Radio 4 to broadcast 10-hour adaptation of War and Peace on first day of 2015
Cuba set to stage its first US musical in 50 years

Cuba to stage first US musical in 50 years

Claire Allfree finds out if the new production of Rent will hit the right note in Havana
Christmas 2014: 10 best educational toys

Learn and play: 10 best educational toys

Of course you want them to have fun, but even better if they can learn at the same time
Paul Scholes column: I like Brendan Rodgers as a manager but Liverpool seem to be going backwards not forwards this season

Paul Scholes column

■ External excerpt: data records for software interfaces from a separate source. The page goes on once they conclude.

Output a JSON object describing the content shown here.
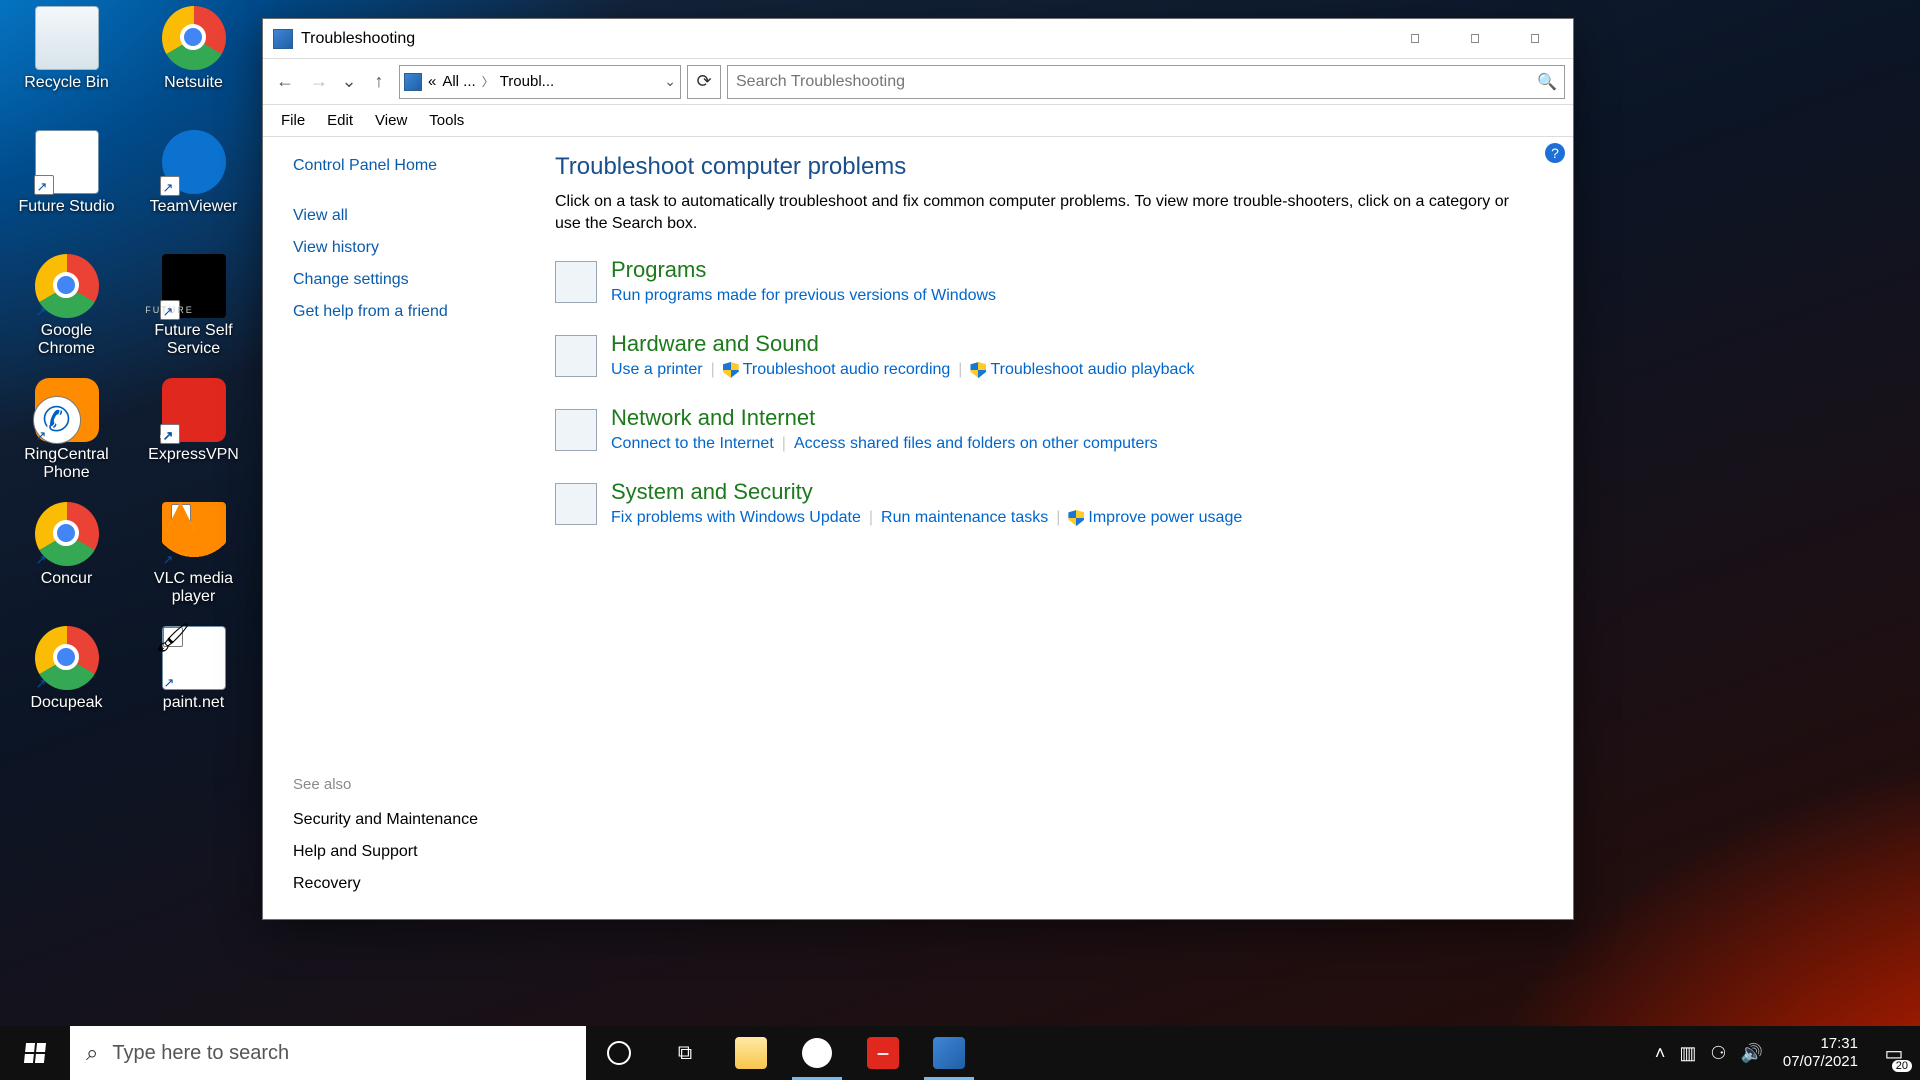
{
  "window": {
    "title": "Troubleshooting",
    "breadcrumb": {
      "root": "«",
      "mid": "All ...",
      "leaf": "Troubl..."
    },
    "search_placeholder": "Search Troubleshooting",
    "menubar": [
      "File",
      "Edit",
      "View",
      "Tools"
    ]
  },
  "sidebar": {
    "links": [
      "Control Panel Home",
      "View all",
      "View history",
      "Change settings",
      "Get help from a friend"
    ],
    "see_also_label": "See also",
    "see_also": [
      "Security and Maintenance",
      "Help and Support",
      "Recovery"
    ]
  },
  "content": {
    "title": "Troubleshoot computer problems",
    "desc": "Click on a task to automatically troubleshoot and fix common computer problems. To view more trouble-shooters, click on a category or use the Search box.",
    "categories": [
      {
        "title": "Programs",
        "links": [
          {
            "label": "Run programs made for previous versions of Windows",
            "shield": false
          }
        ]
      },
      {
        "title": "Hardware and Sound",
        "links": [
          {
            "label": "Use a printer",
            "shield": false
          },
          {
            "label": "Troubleshoot audio recording",
            "shield": true
          },
          {
            "label": "Troubleshoot audio playback",
            "shield": true
          }
        ]
      },
      {
        "title": "Network and Internet",
        "links": [
          {
            "label": "Connect to the Internet",
            "shield": false
          },
          {
            "label": "Access shared files and folders on other computers",
            "shield": false
          }
        ]
      },
      {
        "title": "System and Security",
        "links": [
          {
            "label": "Fix problems with Windows Update",
            "shield": false
          },
          {
            "label": "Run maintenance tasks",
            "shield": false
          },
          {
            "label": "Improve power usage",
            "shield": true
          }
        ]
      }
    ]
  },
  "desktop_icons": [
    {
      "label": "Recycle Bin",
      "face": "face-bin",
      "shortcut": false
    },
    {
      "label": "Netsuite",
      "face": "face-chrome",
      "shortcut": true
    },
    {
      "label": "Future Studio",
      "face": "face-doc",
      "shortcut": true
    },
    {
      "label": "TeamViewer",
      "face": "face-teamviewer",
      "shortcut": true
    },
    {
      "label": "Google Chrome",
      "face": "face-chrome",
      "shortcut": true
    },
    {
      "label": "Future Self Service",
      "face": "face-black",
      "shortcut": true
    },
    {
      "label": "RingCentral Phone",
      "face": "face-ring",
      "shortcut": true
    },
    {
      "label": "ExpressVPN",
      "face": "face-expressvpn",
      "shortcut": true
    },
    {
      "label": "Concur",
      "face": "face-chrome",
      "shortcut": true
    },
    {
      "label": "VLC media player",
      "face": "face-vlc",
      "shortcut": true
    },
    {
      "label": "Docupeak",
      "face": "face-chrome",
      "shortcut": true
    },
    {
      "label": "paint.net",
      "face": "face-paint",
      "shortcut": true
    }
  ],
  "taskbar": {
    "search_placeholder": "Type here to search",
    "time": "17:31",
    "date": "07/07/2021",
    "notif_count": "20"
  }
}
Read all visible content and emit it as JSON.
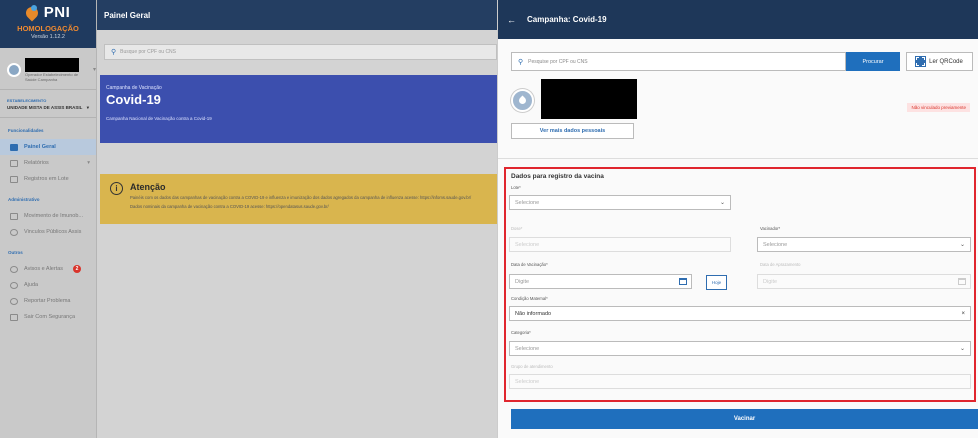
{
  "sidebar": {
    "logo": "PNI",
    "env": "HOMOLOGAÇÃO",
    "version": "Versão 1.12.2",
    "user_sub": "Operador Estabelecimento de Saúde Campanha",
    "estab_label": "ESTABELECIMENTO",
    "estab_name": "UNIDADE MISTA DE ASSIS BRASIL",
    "section_funcionalidades": "Funcionalidades",
    "section_administrativo": "Administrativo",
    "section_outros": "Outros",
    "items": {
      "painel": "Painel Geral",
      "relatorios": "Relatórios",
      "registros_lote": "Registros em Lote",
      "movimento": "Movimento de Imunob...",
      "vinculos": "Vinculos Públicos Assis",
      "avisos": "Avisos e Alertas",
      "avisos_count": "2",
      "ajuda": "Ajuda",
      "reportar": "Reportar Problema",
      "sair": "Sair Com Segurança"
    }
  },
  "main": {
    "title": "Painel Geral",
    "search_placeholder": "Busque por CPF ou CNS",
    "campaign_label": "Campanha de Vacinação",
    "campaign_title": "Covid-19",
    "campaign_sub": "Campanha Nacional de Vacinação contra a Covid-19",
    "alert_title": "Atenção",
    "alert_line1": "Painéis com os dados das campanhas de vacinação contra a COVID-19 e influenza e imunização dos dados agregados da campanha de influenza acesse: https://infoms.saude.gov.br/",
    "alert_line2": "Dados nominais da campanha de vacinação contra a COVID-19 acesse: https://opendatasus.saude.gov.br/"
  },
  "drawer": {
    "title": "Campanha: Covid-19",
    "search_placeholder": "Pesquise por CPF ou CNS",
    "search_button": "Procurar",
    "qr_button": "Ler QRCode",
    "more_button": "Ver mais dados pessoais",
    "status_tag": "Não vinculado previamente",
    "form_title": "Dados para registro da vacina",
    "lote_label": "Lote*",
    "lote_value": "Selecione",
    "dose_label": "Dose*",
    "dose_value": "Selecione",
    "vacinador_label": "Vacinador*",
    "vacinador_value": "Selecione",
    "data_vac_label": "Data de Vacinação*",
    "data_vac_value": "Digite",
    "hoje_button": "Hoje",
    "data_apraz_label": "Data de Aprazamento",
    "data_apraz_value": "Digite",
    "cond_label": "Condição Maternal*",
    "cond_value": "Não informado",
    "cat_label": "Categoria*",
    "cat_value": "Selecione",
    "grupo_label": "Grupo de atendimento",
    "grupo_value": "Selecione",
    "vacinar_button": "Vacinar"
  }
}
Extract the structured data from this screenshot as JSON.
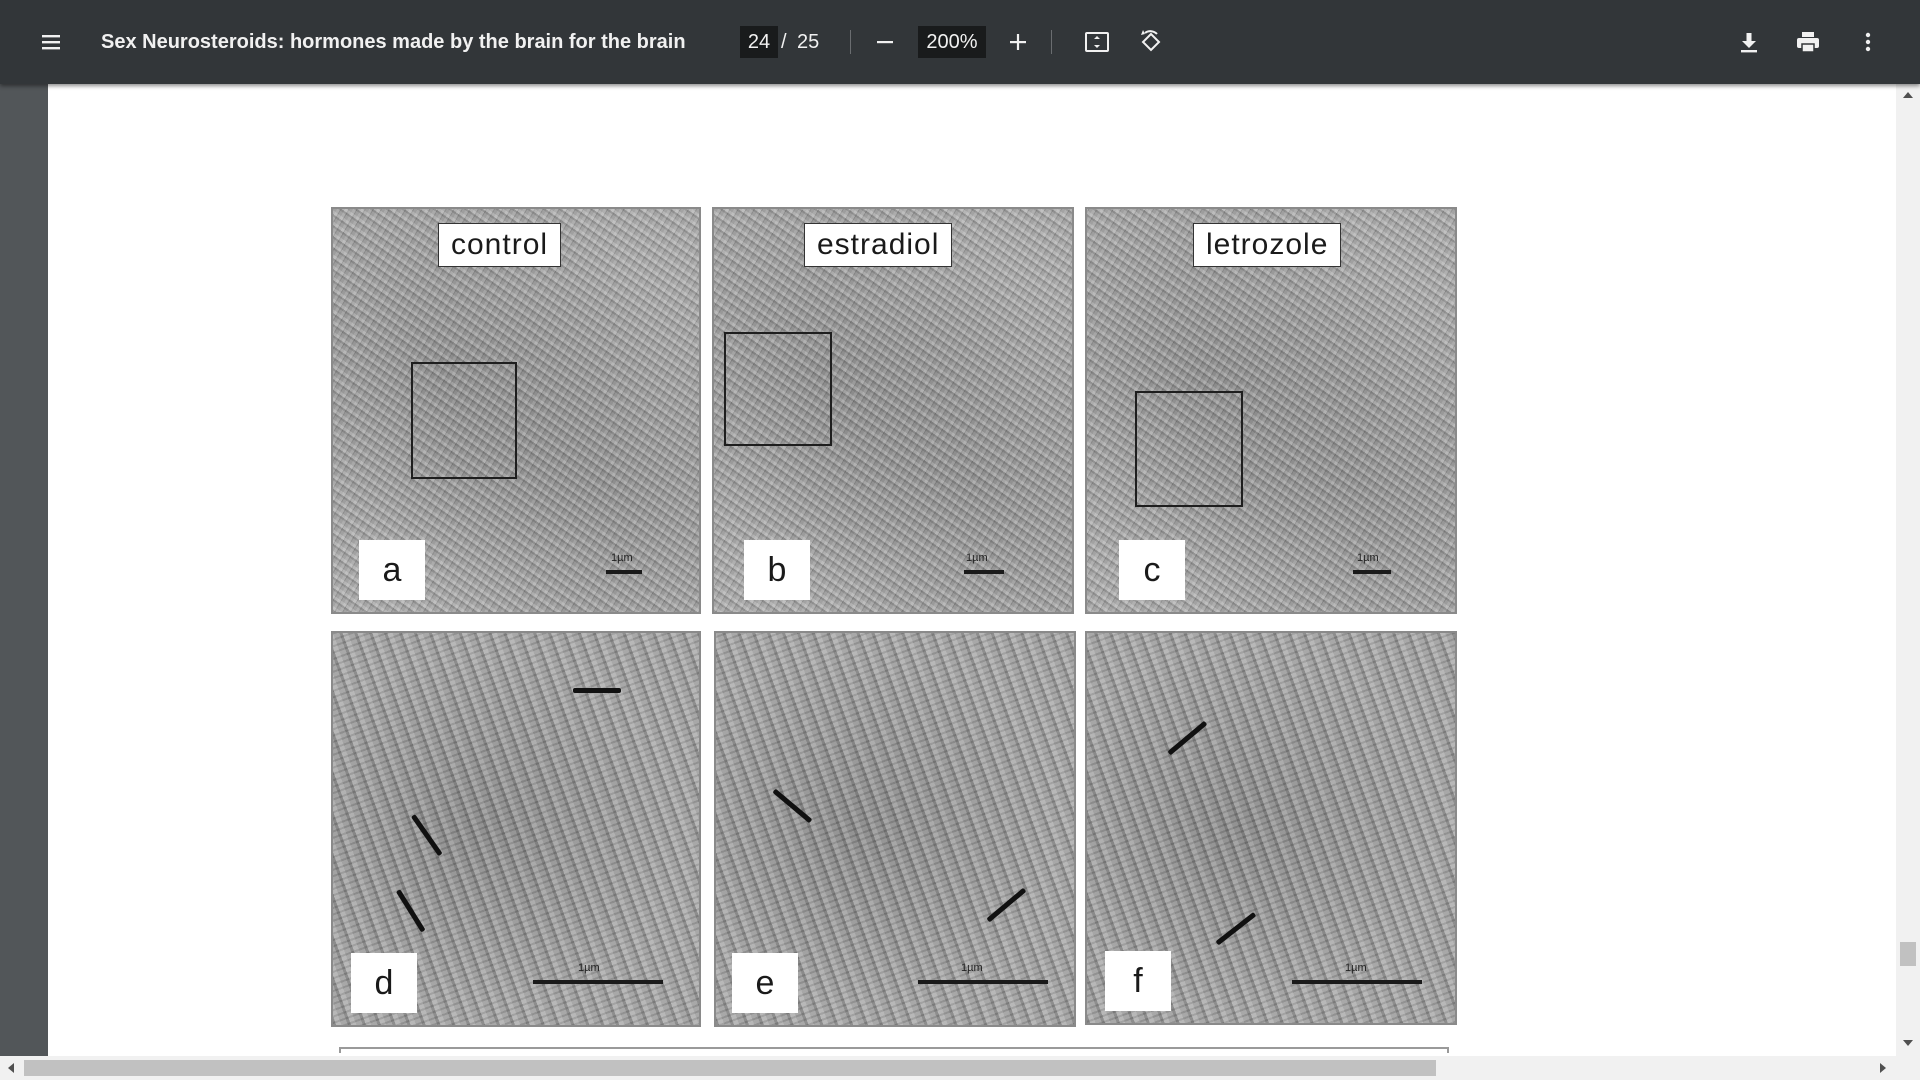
{
  "toolbar": {
    "title": "Sex Neurosteroids: hormones made by the brain for the brain",
    "page_current": "24",
    "page_separator": "/",
    "page_total": "25",
    "zoom": "200%",
    "icons": [
      "menu-icon",
      "zoom-out-icon",
      "zoom-in-icon",
      "fit-page-icon",
      "rotate-icon",
      "download-icon",
      "print-icon",
      "more-icon"
    ]
  },
  "figure": {
    "conditions": [
      "control",
      "estradiol",
      "letrozole"
    ],
    "panels": [
      {
        "letter": "a",
        "scale": "1µm"
      },
      {
        "letter": "b",
        "scale": "1µm"
      },
      {
        "letter": "c",
        "scale": "1µm"
      },
      {
        "letter": "d",
        "scale": "1µm"
      },
      {
        "letter": "e",
        "scale": "1µm"
      },
      {
        "letter": "f",
        "scale": "1µm"
      }
    ]
  },
  "colors": {
    "toolbar_bg": "#323639",
    "viewer_bg": "#525659",
    "page_bg": "#ffffff",
    "scroll_track": "#f1f1f1",
    "scroll_thumb": "#c1c1c1"
  }
}
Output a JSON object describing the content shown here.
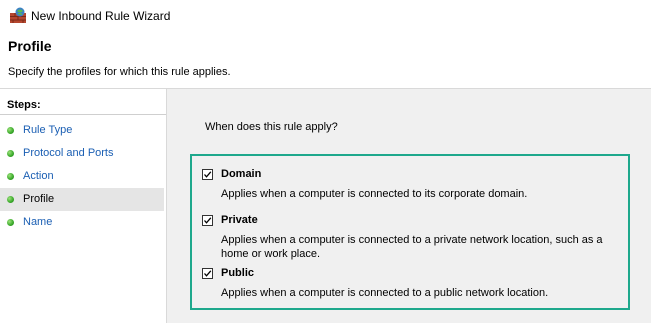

I like Brendan Rodgers as a manager but Liverpool seem to be going backwards not forwards this season
Lewis Moody column: Stuart Lancaster has made all the right calls – now England must deliver

Lewis Moody: Lancaster has made all the right calls – now England must deliver

So what must the red-rose do differently? They have to take the points on offer 
Cameron, Miliband and Clegg join forces for Homeless Veterans campaign

Cameron, Miliband and Clegg join forces for Homeless Veterans campaign

It's in all our interests to look after servicemen and women who fall on hard times, say party leaders
Millionaire Sol Campbell wades into wealthy backlash against Labour's mansion tax

Sol Campbell cries foul at Labour's mansion tax

The former England defender joins Myleene Klass, Griff Rhys Jones and Melvyn Bragg in criticising proposals
Nicolas Sarkozy returns: The ex-President is preparing to fight for the leadership of France's main opposition party – but will he win big enough?

Sarkozy returns

The ex-President is preparing to fight for the leadership of France's main opposition party – but will he win big enough?
Is the criticism of Ed Miliband a coded form of anti-Semitism?

Is the criticism of Miliband anti-Semitic?

Attacks on the Labour leader have coalesced around a sense that he is different, weird, a man apart. But is the criticism more sinister?
Ouija boards are the must-have gift this Christmas, fuelled by a schlock horror film

Ouija boards are the must-have festive gift

Simon Usborne explores the appeal - and mysteries - of a century-old parlour game